Coronavirus Makes a Tough Job Even Tougher

Prison Workers Dealing With a New Challenge


With the coronavirus running rampant throughout the country, many jobs are affected by its existence and the actions it has caused the government to take.  One field in which there have been many changes have been within corrections, where an already hard job has become tougher due to COVID-19. 
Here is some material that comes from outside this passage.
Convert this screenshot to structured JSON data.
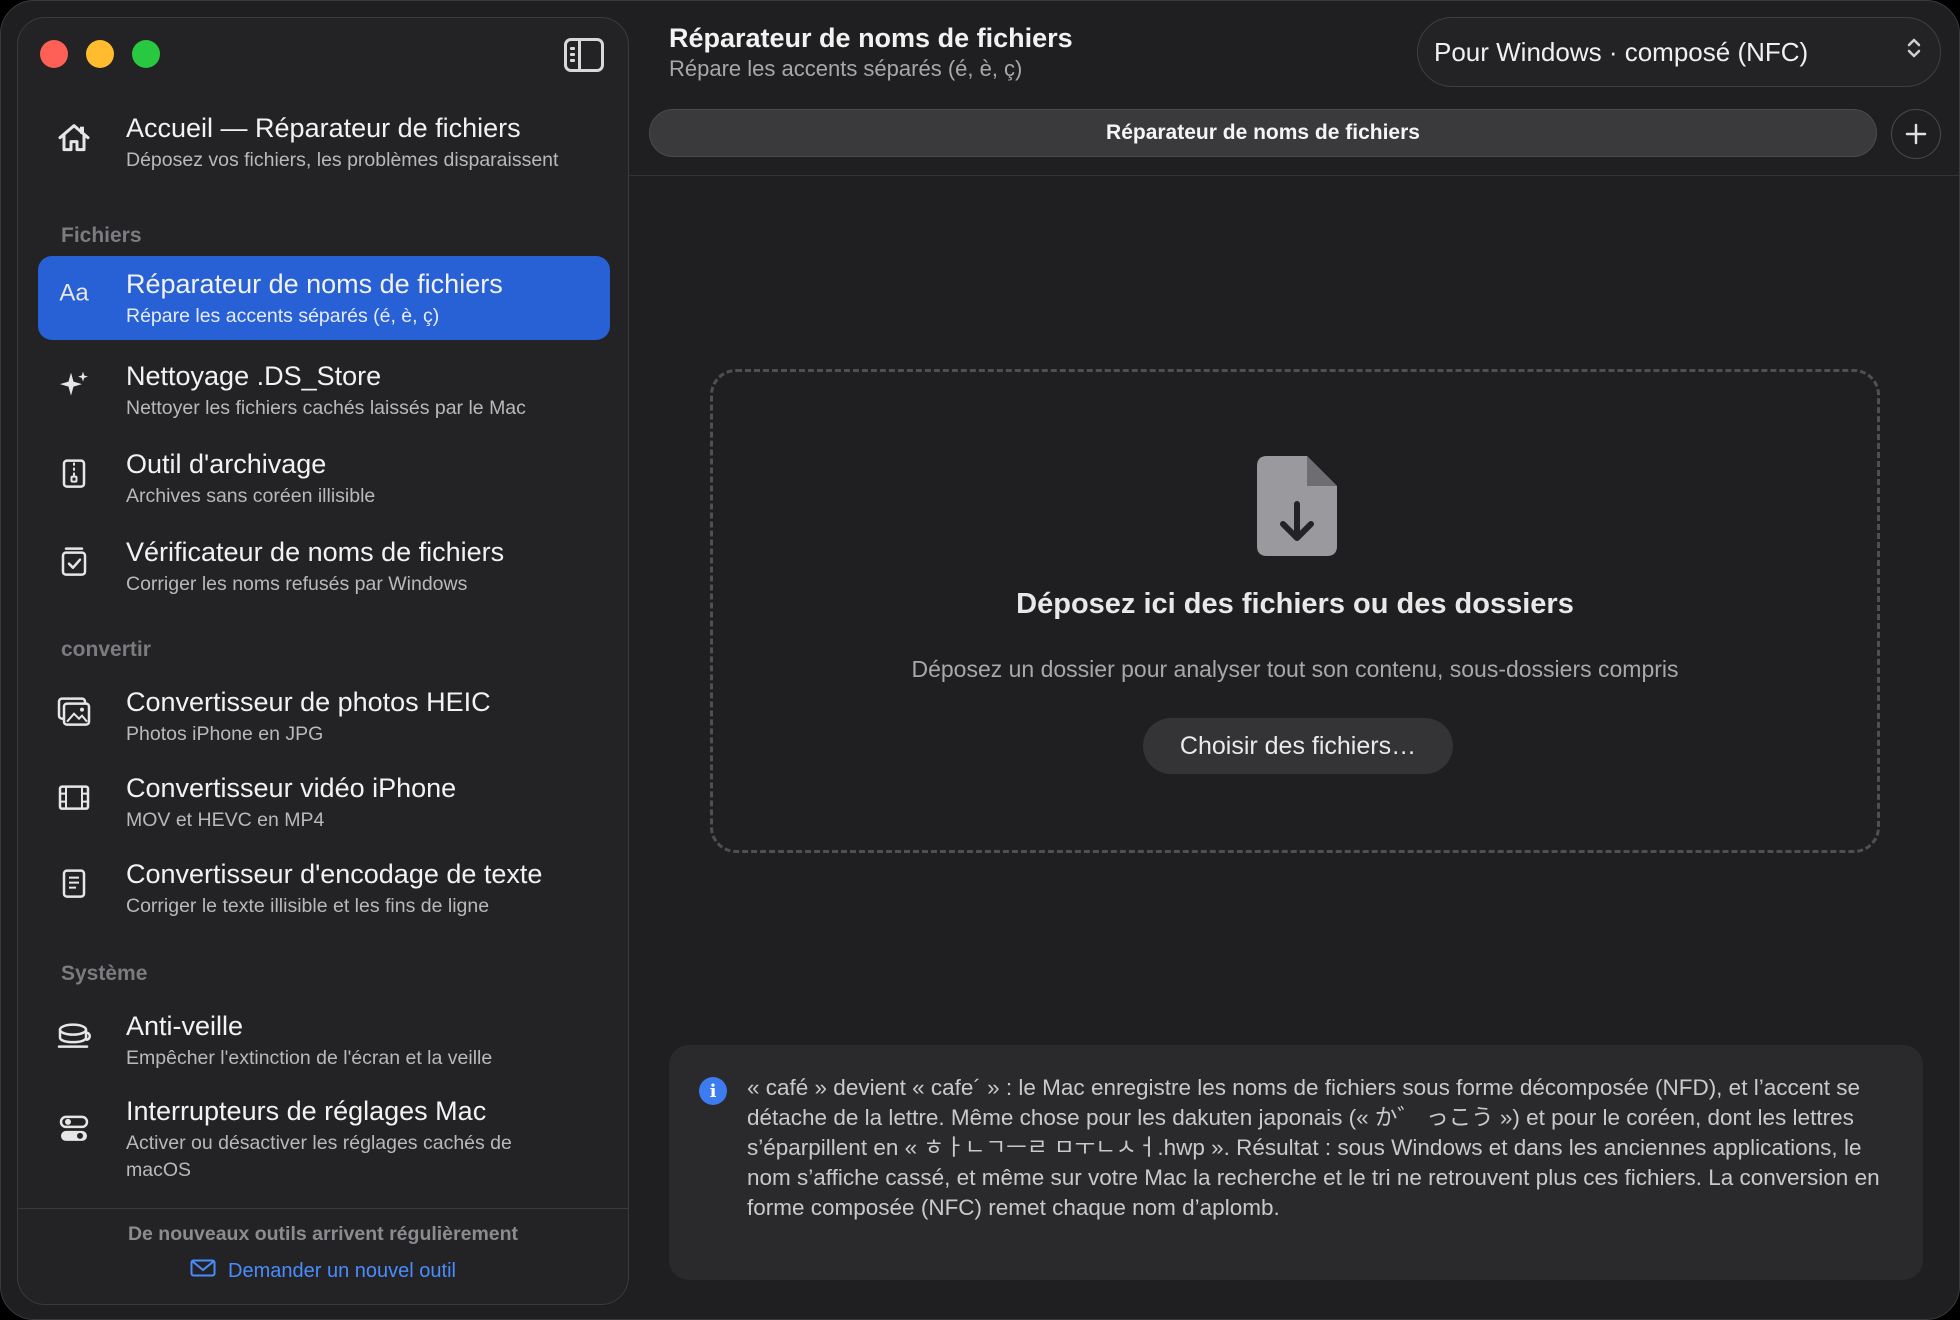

The expectations for a job within a prison have always been high, making it a very difficult field to work within.  With it being an extremely high-stress job there are bound to be difficulties, all of which have only been multiplied by the coronavirus.  Firstly, in most prisons throughout New York, frisking an inmate is now prohibited.  This may seem like a logical idea at first, but upon further investigation, it becomes clear why this has been having a very negative impact on the already rather dark environment within a prison.  The inability to frisk inmates allows them to more easily carry weapons, as they no longer have to go to extreme lengths to hide these weapons from officers.  This has led to an increase in fights, which is not only dangerous for the inmates involved in these fights, but also the officers that are tasked with breaking these fights up.  
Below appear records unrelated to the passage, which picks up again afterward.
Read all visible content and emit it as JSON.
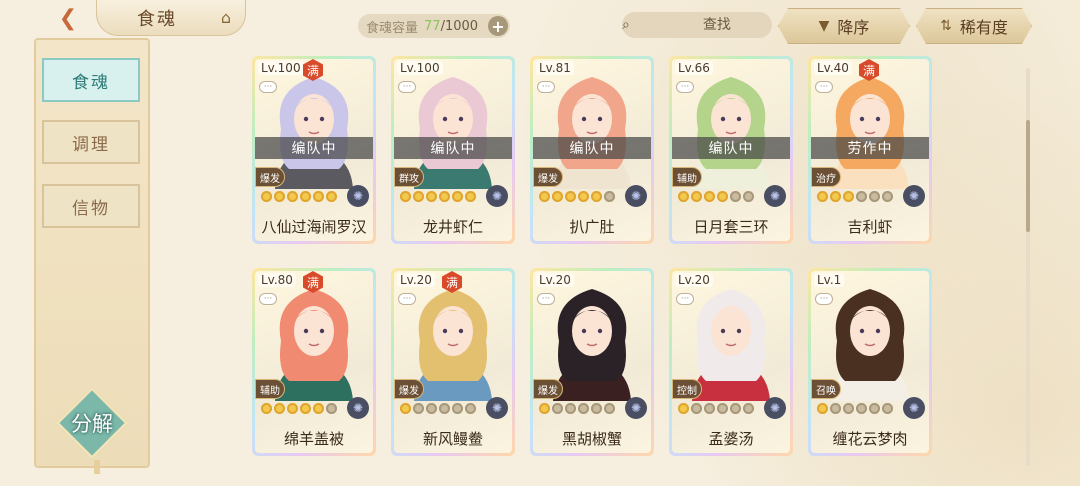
{
  "header": {
    "title": "食魂",
    "capacity_label": "食魂容量",
    "capacity_current": "77",
    "capacity_max": "/1000",
    "search_placeholder": "查找",
    "sort_label": "降序",
    "filter_label": "稀有度"
  },
  "sidebar": {
    "tabs": [
      {
        "label": "食魂",
        "active": true
      },
      {
        "label": "调理",
        "active": false
      },
      {
        "label": "信物",
        "active": false
      }
    ],
    "decompose_label": "分解"
  },
  "cards": [
    {
      "level": "Lv.100",
      "maxed": true,
      "status": "编队中",
      "role": "爆发",
      "stars_on": 6,
      "stars_total": 6,
      "name": "八仙过海闹罗汉",
      "hair": "#c9c6ea",
      "outfit": "#5a5a60"
    },
    {
      "level": "Lv.100",
      "maxed": false,
      "status": "编队中",
      "role": "群攻",
      "stars_on": 6,
      "stars_total": 6,
      "name": "龙井虾仁",
      "hair": "#eac9d4",
      "outfit": "#3a7a70"
    },
    {
      "level": "Lv.81",
      "maxed": false,
      "status": "编队中",
      "role": "爆发",
      "stars_on": 5,
      "stars_total": 6,
      "name": "扒广肚",
      "hair": "#f1a58a",
      "outfit": "#efe4d0"
    },
    {
      "level": "Lv.66",
      "maxed": false,
      "status": "编队中",
      "role": "辅助",
      "stars_on": 4,
      "stars_total": 6,
      "name": "日月套三环",
      "hair": "#b3d48a",
      "outfit": "#eef0dc"
    },
    {
      "level": "Lv.40",
      "maxed": true,
      "status": "劳作中",
      "role": "治疗",
      "stars_on": 3,
      "stars_total": 6,
      "name": "吉利虾",
      "hair": "#f5a860",
      "outfit": "#fbe0c0"
    },
    {
      "level": "Lv.80",
      "maxed": true,
      "status": "",
      "role": "辅助",
      "stars_on": 5,
      "stars_total": 6,
      "name": "绵羊盖被",
      "hair": "#f08a70",
      "outfit": "#2e7060"
    },
    {
      "level": "Lv.20",
      "maxed": true,
      "status": "",
      "role": "爆发",
      "stars_on": 1,
      "stars_total": 6,
      "name": "新风鳗鲞",
      "hair": "#e3c070",
      "outfit": "#6a9ac0"
    },
    {
      "level": "Lv.20",
      "maxed": false,
      "status": "",
      "role": "爆发",
      "stars_on": 1,
      "stars_total": 6,
      "name": "黑胡椒蟹",
      "hair": "#2a2226",
      "outfit": "#3a2020"
    },
    {
      "level": "Lv.20",
      "maxed": false,
      "status": "",
      "role": "控制",
      "stars_on": 1,
      "stars_total": 6,
      "name": "孟婆汤",
      "hair": "#f0eaea",
      "outfit": "#c83040"
    },
    {
      "level": "Lv.1",
      "maxed": false,
      "status": "",
      "role": "召唤",
      "stars_on": 1,
      "stars_total": 6,
      "name": "缠花云梦肉",
      "hair": "#4a3020",
      "outfit": "#f4efe6"
    }
  ],
  "colors": {
    "accent_teal": "#7bb8aa",
    "badge_red": "#d94a2a",
    "star_gold": "#f2c94c"
  }
}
Not only has coronavirus led to a more dangerous work environment, but it has also made a potentially more dangerous environment outside of prisons.  With the close quarters inside a prison and the fact that sanitizers are banned in most prisons, the spread of the virus is near impossible.  This has led to many prisons releasing prisoners to try and slow down the spread of the virus.  This can, for very obvious reasons, be a bad idea.  While many of the inmates released were not incarcerated for violent crimes, it may create a mindset of irresponsibility within those released after not serving their full sentence.  This opens these inmates up to a greater chance of repeat offenses, which can very easily make the world outside of prisons more dangerous.  Not only is the release of inmates dangerous for this reason, but also because of their potential exposure to the virus.  Since the incubation period for COVID-19 is so high, it is not outside of the realm of possibilities for an inmate to contract the virus and then be released before showing symptoms.  This could lead to an increase in the virus outside of prisons, potentially making the choice to break quarantine even more risky and dangerous.  
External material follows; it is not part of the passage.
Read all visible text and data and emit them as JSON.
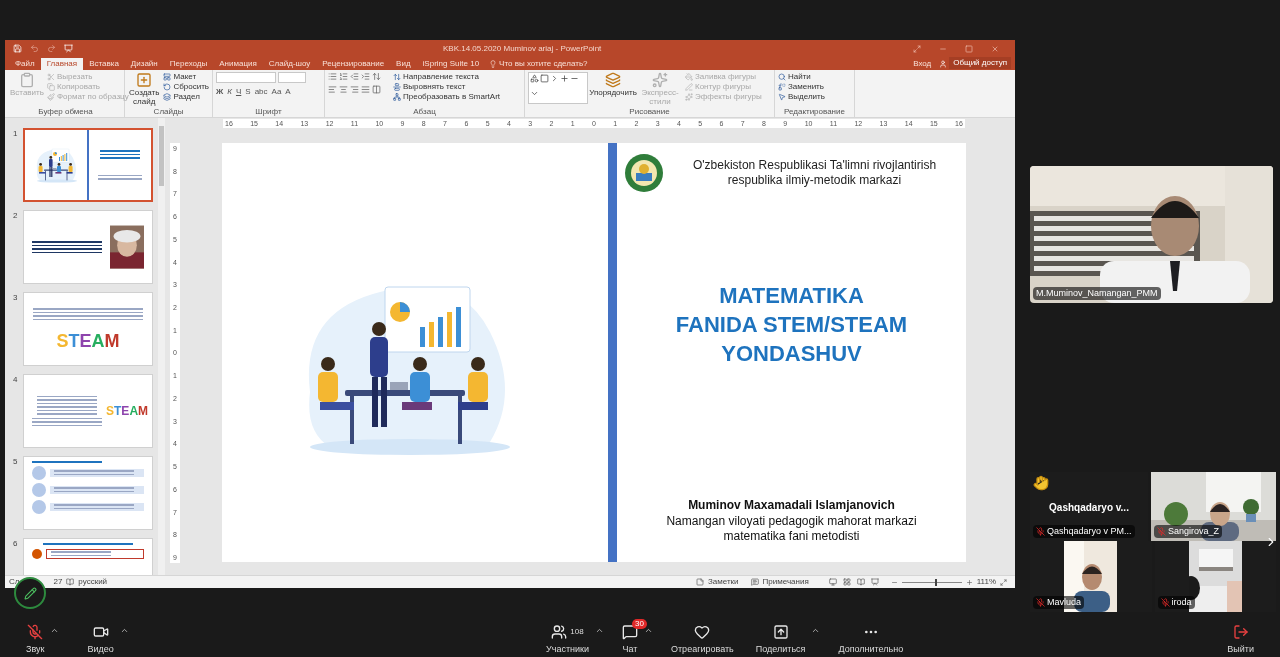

Of course, with the pandemic slowly beginning to fade out and some states beginning to end their quarantines, hopefully, prisons begin to become a safer environment for both the officers and inmates inside of them.  There’s no doubt things will go back to normal, but only time will tell how long that will take.